Meghan Markle just had a huge breakthrough in her lawsuit against Associated Newspapers, the company that publishes both The Daily Mail and The Mail on Sunday. The U.K. tabloids published a handwritten letter that Markle wrote to her father in 2019, after her wedding into the royal family. According to a report by PEOPLE, a judge has now ruled that Associated Newspapers must pay 90 percent of Markle's legal expenses.
The British judge ordered Associated Newspapers to pay $625,000 worth of Markle's legal costs on Tuesday, as part of a wider ruling that the company must pay 90 percent of her legal expenses. The estimated total of the court battle is $1.88 million for Markle, spelling bad news for the company.
Markle is reportedly suing Associated Newspapers for privacy and copyright infringement, mostly over the re-printing of the letter she sent to Thomas Markle in February of 2019. The letter concerned her marriage to Prince Harry in May of 2018, and Thomas' absence from the wedding.
Last month, Judge Mark Warby ruled that publishing the letter was "manifestly excessive and hence unlawful," adding: "It was, in short, a personal and private letter." The court described Tuesday's $625,000 legal fee as an "interim payment" to Markle as the court battle rages on. When the legal fees are tallied, the paper could owe her more than double that.

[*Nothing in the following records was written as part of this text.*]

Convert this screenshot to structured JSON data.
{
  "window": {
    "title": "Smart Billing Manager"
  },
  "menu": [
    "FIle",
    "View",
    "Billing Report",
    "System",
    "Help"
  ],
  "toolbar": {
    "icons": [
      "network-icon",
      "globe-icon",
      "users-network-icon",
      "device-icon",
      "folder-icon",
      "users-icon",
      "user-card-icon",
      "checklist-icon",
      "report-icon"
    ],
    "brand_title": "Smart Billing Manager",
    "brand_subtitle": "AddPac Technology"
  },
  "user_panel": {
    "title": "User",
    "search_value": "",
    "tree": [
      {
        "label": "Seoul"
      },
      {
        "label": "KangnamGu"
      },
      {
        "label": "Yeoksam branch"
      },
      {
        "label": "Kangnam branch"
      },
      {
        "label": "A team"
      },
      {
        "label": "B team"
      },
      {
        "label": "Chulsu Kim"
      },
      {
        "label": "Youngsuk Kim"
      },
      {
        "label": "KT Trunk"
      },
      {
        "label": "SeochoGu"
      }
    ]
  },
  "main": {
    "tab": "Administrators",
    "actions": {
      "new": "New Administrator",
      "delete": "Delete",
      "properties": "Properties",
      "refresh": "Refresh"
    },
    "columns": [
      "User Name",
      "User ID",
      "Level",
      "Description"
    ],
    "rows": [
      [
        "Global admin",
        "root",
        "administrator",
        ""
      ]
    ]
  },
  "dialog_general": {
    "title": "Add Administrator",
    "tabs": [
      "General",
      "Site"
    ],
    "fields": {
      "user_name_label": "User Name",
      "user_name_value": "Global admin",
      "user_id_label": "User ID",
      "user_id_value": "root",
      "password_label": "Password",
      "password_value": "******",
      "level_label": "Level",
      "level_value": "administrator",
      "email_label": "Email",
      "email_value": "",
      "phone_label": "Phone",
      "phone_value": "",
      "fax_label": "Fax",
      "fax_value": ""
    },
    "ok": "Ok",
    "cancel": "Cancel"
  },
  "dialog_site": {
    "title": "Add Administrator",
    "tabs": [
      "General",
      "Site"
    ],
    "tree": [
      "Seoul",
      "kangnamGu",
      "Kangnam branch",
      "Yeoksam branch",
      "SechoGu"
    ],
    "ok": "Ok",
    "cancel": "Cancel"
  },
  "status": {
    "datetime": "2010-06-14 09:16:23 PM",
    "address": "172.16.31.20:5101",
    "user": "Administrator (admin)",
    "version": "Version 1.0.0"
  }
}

Warby said that he selected the number "to reflect what I consider the likely costs reasonably incurred." He acknowledged that it was "rough and ready," but thought that it was as "generous" a payment as Markle could expect right now judging by what is "genuinely recoverable" from Associated Newspapers. Markle's court filings showed that she hoped for $1.04 million as an interim payment.

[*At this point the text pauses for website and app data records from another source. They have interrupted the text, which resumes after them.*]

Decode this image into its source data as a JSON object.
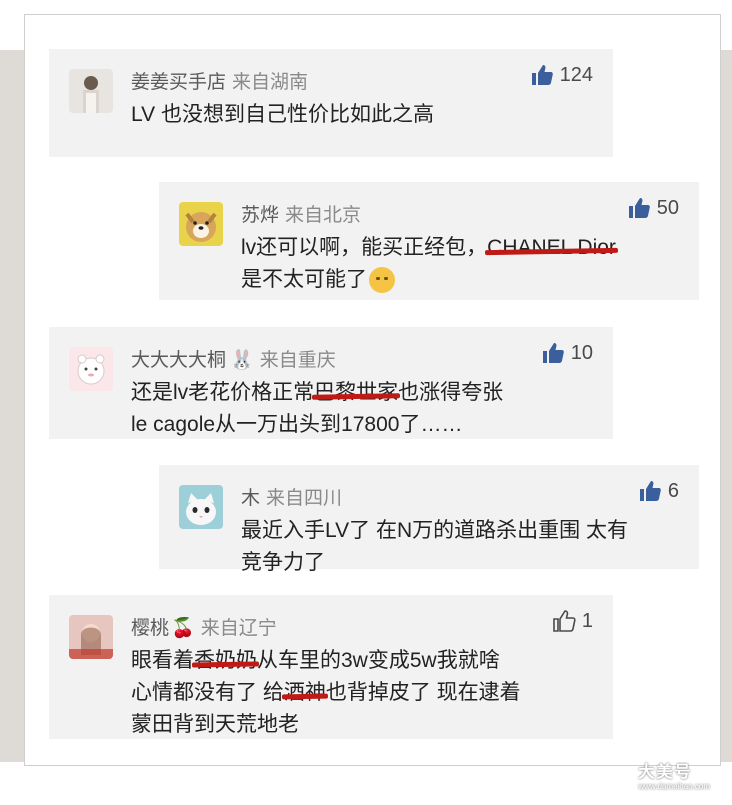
{
  "comments": [
    {
      "user": "姜姜买手店",
      "region": "来自湖南",
      "likes": "124",
      "avatar": "person-photo-avatar",
      "lines": [
        "LV 也没想到自己性价比如此之高"
      ]
    },
    {
      "user": "苏烨",
      "region": "来自北京",
      "likes": "50",
      "avatar": "dog-photo-avatar",
      "line1_pre": "lv还可以啊，能买正经包，",
      "line1_strike": "CHANEL Dior",
      "line2": "是不太可能了"
    },
    {
      "user": "大大大大桐",
      "region": "来自重庆",
      "likes": "10",
      "avatar": "cartoon-bear-avatar",
      "line1_pre": "还是lv老花价格正常",
      "line1_strike": "巴黎世家",
      "line1_post": "也涨得夸张",
      "line2": "le cagole从一万出头到17800了……"
    },
    {
      "user": "木",
      "region": "来自四川",
      "likes": "6",
      "avatar": "cat-photo-avatar",
      "lines": [
        "最近入手LV了 在N万的道路杀出重围 太有",
        "竞争力了"
      ]
    },
    {
      "user": "樱桃",
      "region": "来自辽宁",
      "likes": "1",
      "avatar": "girl-photo-avatar",
      "line1_pre": "眼看着",
      "line1_strike": "香奶奶",
      "line1_post": "从车里的3w变成5w我就啥",
      "line2_pre": "心情都没有了 给",
      "line2_strike": "酒神",
      "line2_post": "也背掉皮了 现在逮着",
      "line3": "蒙田背到天荒地老"
    }
  ],
  "watermark": {
    "main": "大美号",
    "sub": "www.dameihao.com"
  },
  "colors": {
    "strike": "#c01a16",
    "like_icon": "#3b5e9c",
    "card_bg": "#f2f2f2"
  }
}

Still, the case between Markle and the company is not over. She has reportedly requested a formal apology from the company on the front page of the Mail on Sunday and on at the top of Mail Online. She also asked the judge to order Associated Newspapers to surrender or destroy any copies it still has of the letter she sent to her father.

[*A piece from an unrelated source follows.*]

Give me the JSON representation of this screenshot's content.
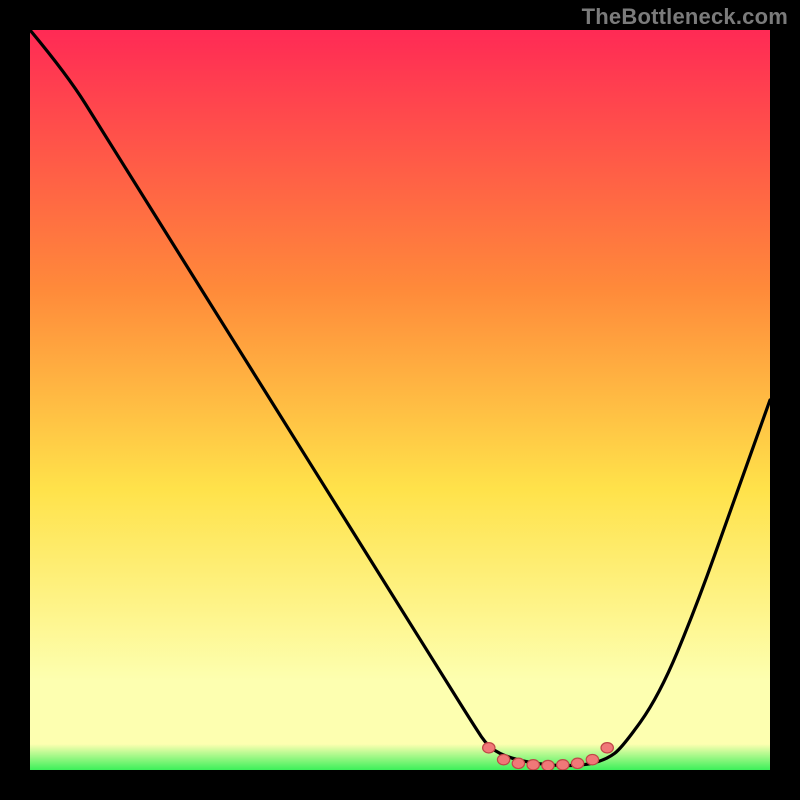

In addition, Warby is still determining the real "copyright owner" of the letter. He ruled that Associated Newspapers infringed on that copyright but still believes that Markle might only be a partial owner of it if anyone helped to write or edit the letter.